Frustratingly, Ledwidge makes no attempt to count the number of Taliban insurgents British forces have killed. This is not an unimportant point when one considers the scale of the slaughter likely undertaken when British forces ‘mow the lawn’ – clear areas occupied by the Taliban, only to find they would need to be cleared again a few months later. Ledwidge gives a simple explanation for this Sisyphean task: the Taliban that returned “were, in fact, local farmers and they had nowhere else to go; they were defending their homes against foreigners.”

The result of this war of attrition has been to destabilise most of Helmand province and increase the terror threat to the UK mainland, according to Ledwidge. He sardonically explains that the UK has stabilised three of fourteen districts in Helmand – just one of 34 provinces in Afghanistan. “In terms of overall political significance, this might be the equivalent of three large market towns in rural Lincolnshire.”

Disturbing facts abound: US forces spend $20 billion a year on air-conditioning alone in Afghanistan. A 2010 poll found just eight percent of Helmandis had heard of 9/11. Not one Al Qaeda operative capable of threatening the UK has been recorded as having been killed in Helmand.
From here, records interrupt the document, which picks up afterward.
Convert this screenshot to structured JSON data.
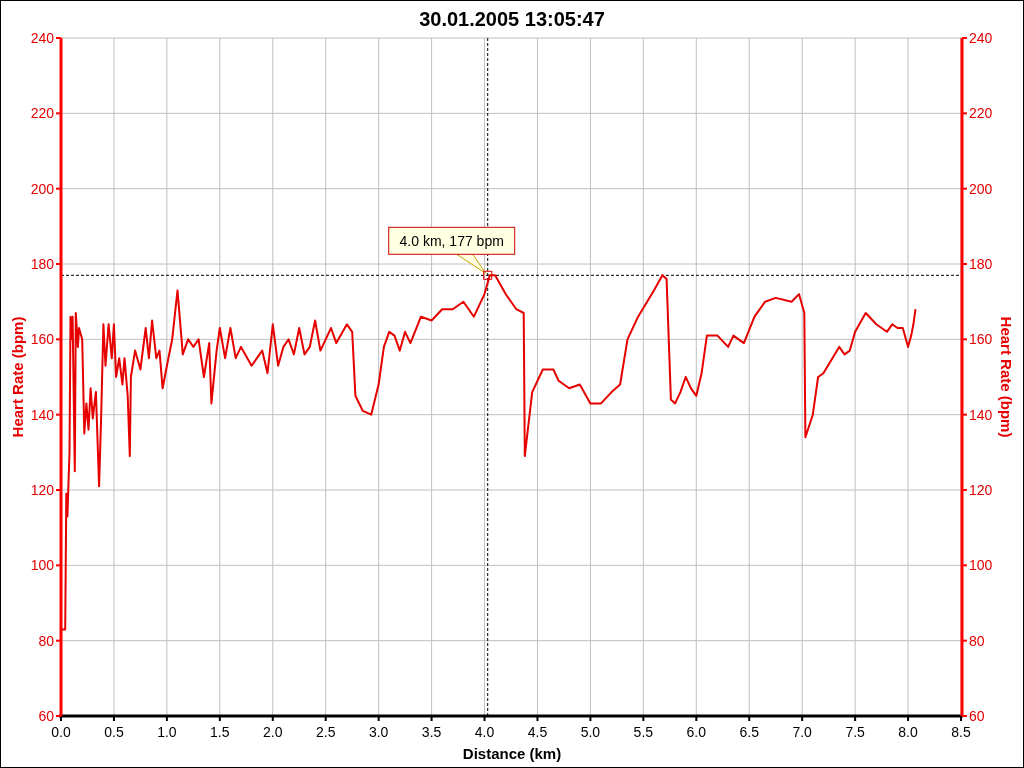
{
  "chart_data": {
    "type": "line",
    "title": "30.01.2005 13:05:47",
    "xlabel": "Distance (km)",
    "ylabel": "Heart Rate (bpm)",
    "y2label": "Heart Rate (bpm)",
    "xlim": [
      0,
      8.5
    ],
    "ylim": [
      60,
      240
    ],
    "y2lim": [
      60,
      240
    ],
    "grid": true,
    "ref_lines": [
      {
        "axis": "x",
        "value": 4.03
      },
      {
        "axis": "y",
        "value": 177
      }
    ],
    "xticks": [
      {
        "value": 0,
        "label": "0.0"
      },
      {
        "value": 0.5,
        "label": "0.5"
      },
      {
        "value": 1,
        "label": "1.0"
      },
      {
        "value": 1.5,
        "label": "1.5"
      },
      {
        "value": 2,
        "label": "2.0"
      },
      {
        "value": 2.5,
        "label": "2.5"
      },
      {
        "value": 3,
        "label": "3.0"
      },
      {
        "value": 3.5,
        "label": "3.5"
      },
      {
        "value": 4,
        "label": "4.0"
      },
      {
        "value": 4.5,
        "label": "4.5"
      },
      {
        "value": 5,
        "label": "5.0"
      },
      {
        "value": 5.5,
        "label": "5.5"
      },
      {
        "value": 6,
        "label": "6.0"
      },
      {
        "value": 6.5,
        "label": "6.5"
      },
      {
        "value": 7,
        "label": "7.0"
      },
      {
        "value": 7.5,
        "label": "7.5"
      },
      {
        "value": 8,
        "label": "8.0"
      },
      {
        "value": 8.5,
        "label": "8.5"
      }
    ],
    "yticks": [
      60,
      80,
      100,
      120,
      140,
      160,
      180,
      200,
      220,
      240
    ],
    "y2ticks": [
      60,
      80,
      100,
      120,
      140,
      160,
      180,
      200,
      220,
      240
    ],
    "x": [
      0,
      0.02,
      0.04,
      0.05,
      0.06,
      0.08,
      0.09,
      0.1,
      0.11,
      0.13,
      0.14,
      0.16,
      0.17,
      0.2,
      0.22,
      0.24,
      0.26,
      0.28,
      0.3,
      0.33,
      0.36,
      0.38,
      0.4,
      0.42,
      0.45,
      0.48,
      0.5,
      0.52,
      0.55,
      0.58,
      0.6,
      0.63,
      0.65,
      0.66,
      0.7,
      0.75,
      0.8,
      0.83,
      0.86,
      0.9,
      0.93,
      0.96,
      1,
      1.05,
      1.1,
      1.15,
      1.2,
      1.25,
      1.3,
      1.35,
      1.4,
      1.42,
      1.47,
      1.5,
      1.55,
      1.6,
      1.65,
      1.7,
      1.8,
      1.9,
      1.95,
      2,
      2.05,
      2.1,
      2.15,
      2.2,
      2.25,
      2.3,
      2.35,
      2.4,
      2.45,
      2.5,
      2.55,
      2.6,
      2.7,
      2.75,
      2.78,
      2.85,
      2.93,
      3,
      3.05,
      3.1,
      3.15,
      3.2,
      3.25,
      3.3,
      3.4,
      3.5,
      3.6,
      3.7,
      3.8,
      3.9,
      4,
      4.05,
      4.1,
      4.2,
      4.3,
      4.37,
      4.38,
      4.45,
      4.55,
      4.65,
      4.7,
      4.8,
      4.9,
      5,
      5.1,
      5.2,
      5.28,
      5.35,
      5.45,
      5.6,
      5.68,
      5.72,
      5.76,
      5.8,
      5.85,
      5.9,
      5.95,
      6,
      6.05,
      6.1,
      6.2,
      6.3,
      6.35,
      6.45,
      6.55,
      6.65,
      6.75,
      6.9,
      6.97,
      7.02,
      7.03,
      7.1,
      7.15,
      7.2,
      7.35,
      7.4,
      7.45,
      7.5,
      7.6,
      7.7,
      7.8,
      7.85,
      7.9,
      7.95,
      8,
      8.03,
      8.05,
      8.07
    ],
    "series": [
      {
        "color": "#e60000",
        "values": [
          83,
          83,
          83,
          119,
          113,
          130,
          166,
          160,
          166,
          125,
          167,
          158,
          163,
          160,
          135,
          143,
          136,
          147,
          139,
          146,
          121,
          140,
          164,
          153,
          164,
          155,
          164,
          150,
          155,
          148,
          155,
          145,
          129,
          150,
          157,
          152,
          163,
          155,
          165,
          155,
          157,
          147,
          153,
          160,
          173,
          156,
          160,
          158,
          160,
          150,
          159,
          143,
          157,
          163,
          155,
          163,
          155,
          158,
          153,
          157,
          151,
          164,
          153,
          158,
          160,
          156,
          163,
          156,
          158,
          165,
          157,
          160,
          163,
          159,
          164,
          162,
          145,
          141,
          140,
          148,
          158,
          162,
          161,
          157,
          162,
          159,
          166,
          165,
          168,
          168,
          170,
          166,
          172,
          177,
          177,
          172,
          168,
          167,
          129,
          146,
          152,
          152,
          149,
          147,
          148,
          143,
          143,
          146,
          148,
          160,
          166,
          173,
          177,
          176,
          144,
          143,
          146,
          150,
          147,
          145,
          151,
          161,
          161,
          158,
          161,
          159,
          166,
          170,
          171,
          170,
          172,
          167,
          134,
          140,
          150,
          151,
          158,
          156,
          157,
          162,
          167,
          164,
          162,
          164,
          163,
          163,
          158,
          161,
          164,
          168
        ]
      }
    ],
    "annotations": [
      {
        "text": "4.0 km, 177 bpm",
        "x": 4.03,
        "y": 177
      }
    ]
  }
}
A devastatingly important book, Investment in Blood puts the mainstream media, which has manifestly failed to inform the public what has been done in their name, to shame. With the political and military establishment increasingly concerned about their ability to sell an aggressive foreign policy, Ledwidge’s thorough analysis can only add to the general public’s growing opposition to overseas wars.

Investment in Blood. The True Cost of Britain’s Afghan War by Frank Ledwidge is published by Yale University Press, priced £18.99.